My artwork questions the political structures that systematically oppress women, the social amnesia of women’s history, and the role of women as dictated by familial structures. I explore the necessity of talking to older women to understand women’s progress, and the deterioration of history that comes with lost memory. I address women’s history through my process by using historically female crafts (like quilting) to create a variety of domestic objects. In “Back in Kansas,” a quilt patched out of monoprints on fabric, I explore my grandmother’s life with Alzheimer’s by piecing together symbols of her memories and parts of stories she shared with me. The images of the objects I make are created by combining different forms of printmaking. My process allows me to create familiar visual cues that interact in confusing environments, giving reference to my grandmother’s deteriorating memory, as well as the history that is lost when we lose an older generation of women.

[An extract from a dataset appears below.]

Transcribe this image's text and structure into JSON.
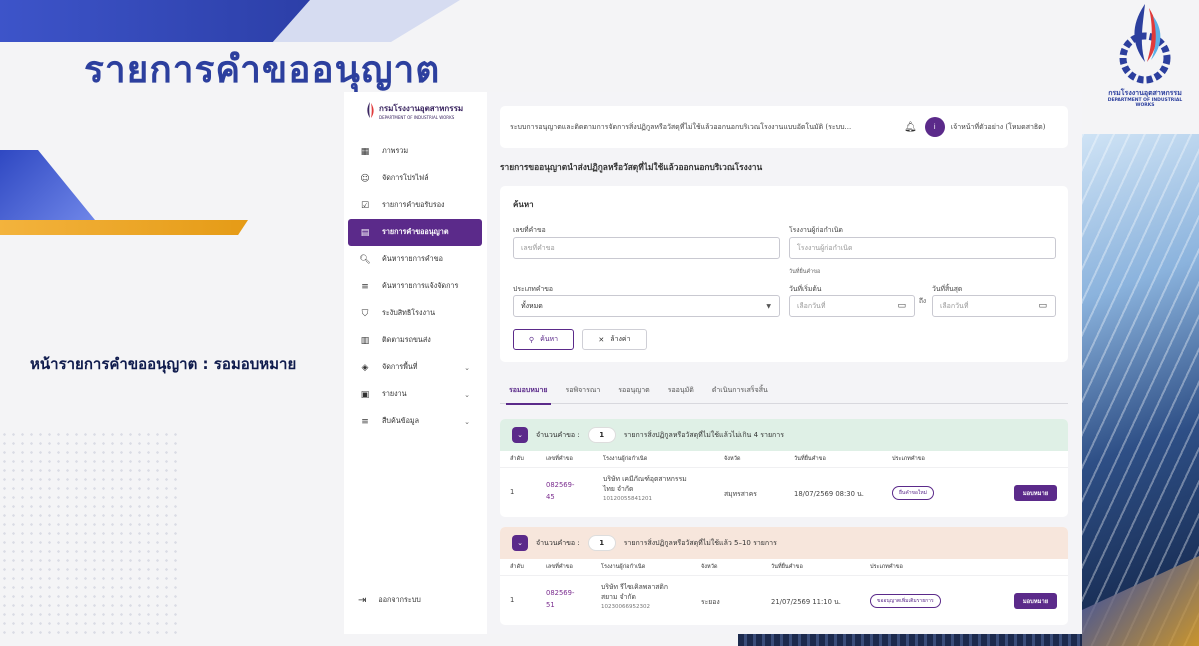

[et_pb_acf_table_items title=”Works” module_class=”artist-works” _builder_version=”4.3.4″][et_pb_acf_table_item field_name=”Artist Fields|work” link_image=”page” multiples_format=”comma” format_output=”autop” module_class=”artist-works” _builder_version=”4.3.4″][/et_pb_acf_table_item][/et_pb_acf_table_items][et_pb_acf_single_item field_name=”Artist Fields|artist_video” _builder_version=”4.3.4″ hover_enabled=”0″][/et_pb_acf_single_item][et_pb_acf_table_items _builder_version=”4.3.4″][/et_pb_acf_table_items]